Many people think that the Galveston Flood affected the island of Galveston and that’s all.

If you research that famous flood, you’ll see that the flood extended into Houston and surrounding areas.  (It was comparable to Hurricane Harvey in 2007.)

As a result, there are many rich stories and tragedies from that disaster, and some may indicate haunted locations.

In the photo at the lower right, orbs hover near haunted Houmas House in Louisiana.  It’s an extraordinary location for ghost photos.  Houmas House may look familiar because it’s been featured in movies and TV shows.  It was also the home of the man who designed the famous “Stars and Bars” flag of the Civil War.  Ghosts of Confederate soldiers have been reported near the house.

I’ve seen two full apparitions at Houmas House.  One was in the bedroom where Bette Davis slept while filming “Hush, Hush, Sweet Charlotte” at the house.

The other was at the front gate, where I saw an unusually tall black man pacing.   At first, I saw him from the “widow’s walk” on top of Houmas House.  The apparition looked only slightly translucent.  It was a sunny morning, and I saw him very clearly.

Ghost orbs at Houmas House (Louisiana)
Orbs hover at historic (and haunted) Houmas House, LA

I wanted a closer look, so I dashed downstairs and out the front door.  The figure was clearly visible until I was about 30 feet from him.  He faded quickly.  It probably took less than half a second.

After the apparition vanished from sight, I asked Kevin Kelly — the owner of Houmas House — about the ghost.  I described the figure in detail.  Mr. Kelly knew exactly which man I was describing.

Mr. Kelly showed me a photograph of the former slave, taken during the man’s lifetime.  I recognized the man in the photo right away.  His apparition looks almost exactly the same today.

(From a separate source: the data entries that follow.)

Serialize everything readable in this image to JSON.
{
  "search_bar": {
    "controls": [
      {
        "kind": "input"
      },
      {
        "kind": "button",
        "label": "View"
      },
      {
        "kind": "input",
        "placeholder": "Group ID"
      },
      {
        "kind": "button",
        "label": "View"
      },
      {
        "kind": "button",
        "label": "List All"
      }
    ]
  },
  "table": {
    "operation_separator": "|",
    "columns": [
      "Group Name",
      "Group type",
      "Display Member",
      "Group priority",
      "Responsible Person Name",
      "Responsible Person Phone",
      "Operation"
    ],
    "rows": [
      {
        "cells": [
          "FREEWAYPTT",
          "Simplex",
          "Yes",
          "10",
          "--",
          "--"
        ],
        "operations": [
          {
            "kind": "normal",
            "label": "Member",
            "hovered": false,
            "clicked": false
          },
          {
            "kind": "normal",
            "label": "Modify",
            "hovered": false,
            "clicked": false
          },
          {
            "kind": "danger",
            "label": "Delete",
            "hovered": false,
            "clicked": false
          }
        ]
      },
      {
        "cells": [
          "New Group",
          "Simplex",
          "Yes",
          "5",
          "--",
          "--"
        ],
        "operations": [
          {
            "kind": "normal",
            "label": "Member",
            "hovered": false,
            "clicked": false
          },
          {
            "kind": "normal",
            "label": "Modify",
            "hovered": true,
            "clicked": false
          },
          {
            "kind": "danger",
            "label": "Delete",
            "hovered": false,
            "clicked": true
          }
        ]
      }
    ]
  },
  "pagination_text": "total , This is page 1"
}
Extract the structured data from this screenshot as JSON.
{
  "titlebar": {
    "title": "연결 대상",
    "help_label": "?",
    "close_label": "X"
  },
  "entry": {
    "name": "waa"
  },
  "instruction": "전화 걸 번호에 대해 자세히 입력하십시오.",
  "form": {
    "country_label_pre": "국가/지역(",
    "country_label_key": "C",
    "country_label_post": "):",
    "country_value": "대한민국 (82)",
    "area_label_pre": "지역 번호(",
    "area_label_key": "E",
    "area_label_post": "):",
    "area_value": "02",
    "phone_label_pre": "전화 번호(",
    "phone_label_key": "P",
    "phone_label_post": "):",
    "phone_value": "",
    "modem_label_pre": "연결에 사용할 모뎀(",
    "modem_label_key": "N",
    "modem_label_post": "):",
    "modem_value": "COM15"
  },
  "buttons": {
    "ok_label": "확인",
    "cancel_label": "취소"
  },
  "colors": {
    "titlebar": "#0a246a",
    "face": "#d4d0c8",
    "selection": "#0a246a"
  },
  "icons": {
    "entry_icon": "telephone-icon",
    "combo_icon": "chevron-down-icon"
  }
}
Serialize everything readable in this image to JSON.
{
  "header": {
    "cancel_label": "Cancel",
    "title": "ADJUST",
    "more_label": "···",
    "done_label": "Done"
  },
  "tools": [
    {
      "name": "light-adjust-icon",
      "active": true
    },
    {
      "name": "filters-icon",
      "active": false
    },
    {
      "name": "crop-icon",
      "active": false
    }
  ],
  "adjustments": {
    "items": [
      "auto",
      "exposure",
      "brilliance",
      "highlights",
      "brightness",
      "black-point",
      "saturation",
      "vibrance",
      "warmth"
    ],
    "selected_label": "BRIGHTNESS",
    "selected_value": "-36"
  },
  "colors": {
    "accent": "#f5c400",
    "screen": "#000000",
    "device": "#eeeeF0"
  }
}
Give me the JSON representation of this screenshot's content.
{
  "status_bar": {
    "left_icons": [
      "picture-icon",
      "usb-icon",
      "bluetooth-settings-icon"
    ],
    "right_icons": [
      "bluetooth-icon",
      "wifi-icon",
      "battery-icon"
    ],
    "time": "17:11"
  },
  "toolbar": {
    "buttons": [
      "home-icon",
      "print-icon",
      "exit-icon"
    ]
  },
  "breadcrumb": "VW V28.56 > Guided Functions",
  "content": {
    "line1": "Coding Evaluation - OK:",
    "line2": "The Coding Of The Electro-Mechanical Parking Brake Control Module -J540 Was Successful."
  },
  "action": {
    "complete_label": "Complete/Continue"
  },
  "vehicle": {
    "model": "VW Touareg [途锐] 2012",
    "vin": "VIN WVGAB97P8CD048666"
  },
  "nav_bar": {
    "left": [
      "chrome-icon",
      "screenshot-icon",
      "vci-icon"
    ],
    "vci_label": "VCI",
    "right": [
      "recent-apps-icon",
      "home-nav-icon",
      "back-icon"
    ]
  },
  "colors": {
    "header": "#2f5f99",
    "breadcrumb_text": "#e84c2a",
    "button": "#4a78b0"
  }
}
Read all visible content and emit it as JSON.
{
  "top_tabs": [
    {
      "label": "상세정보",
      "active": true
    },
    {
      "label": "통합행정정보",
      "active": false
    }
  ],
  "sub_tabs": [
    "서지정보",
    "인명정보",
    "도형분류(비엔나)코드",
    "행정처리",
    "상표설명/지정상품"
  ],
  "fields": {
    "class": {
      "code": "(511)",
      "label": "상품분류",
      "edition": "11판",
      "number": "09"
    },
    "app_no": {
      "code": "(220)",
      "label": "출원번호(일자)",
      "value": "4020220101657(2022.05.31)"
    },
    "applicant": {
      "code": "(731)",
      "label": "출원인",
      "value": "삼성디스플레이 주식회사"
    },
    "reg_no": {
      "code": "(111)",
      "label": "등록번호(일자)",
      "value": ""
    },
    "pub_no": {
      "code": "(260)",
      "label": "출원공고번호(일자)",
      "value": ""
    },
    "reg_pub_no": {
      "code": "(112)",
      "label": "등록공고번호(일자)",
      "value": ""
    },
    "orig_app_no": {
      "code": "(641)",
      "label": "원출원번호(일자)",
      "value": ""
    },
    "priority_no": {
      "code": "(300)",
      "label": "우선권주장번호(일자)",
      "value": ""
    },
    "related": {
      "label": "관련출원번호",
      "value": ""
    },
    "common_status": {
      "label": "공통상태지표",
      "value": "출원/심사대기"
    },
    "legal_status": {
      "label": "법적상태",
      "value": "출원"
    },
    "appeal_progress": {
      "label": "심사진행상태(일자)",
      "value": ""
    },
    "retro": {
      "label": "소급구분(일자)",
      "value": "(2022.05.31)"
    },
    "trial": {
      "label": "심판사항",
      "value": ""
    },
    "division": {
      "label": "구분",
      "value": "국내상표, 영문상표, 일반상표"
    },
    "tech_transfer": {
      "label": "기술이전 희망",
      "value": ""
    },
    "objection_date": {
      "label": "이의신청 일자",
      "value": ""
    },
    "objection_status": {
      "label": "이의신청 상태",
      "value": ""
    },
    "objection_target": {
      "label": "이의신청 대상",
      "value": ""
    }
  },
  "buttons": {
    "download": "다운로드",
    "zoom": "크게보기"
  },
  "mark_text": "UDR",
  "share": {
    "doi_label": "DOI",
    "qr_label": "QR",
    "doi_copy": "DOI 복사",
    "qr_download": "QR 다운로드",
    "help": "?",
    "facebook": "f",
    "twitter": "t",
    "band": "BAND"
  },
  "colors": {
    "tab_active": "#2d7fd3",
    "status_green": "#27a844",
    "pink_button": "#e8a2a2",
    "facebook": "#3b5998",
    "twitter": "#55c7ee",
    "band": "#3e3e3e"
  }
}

I wish I’d been able to capture his ghostly image in a photo.  However, these kinds of encounters indicate locations — such as Louisiana’s Houmas House — where ghost photos are likely.

This is important: Credible ghost photos rarely occur unless other ghostly phenomena are reported, too.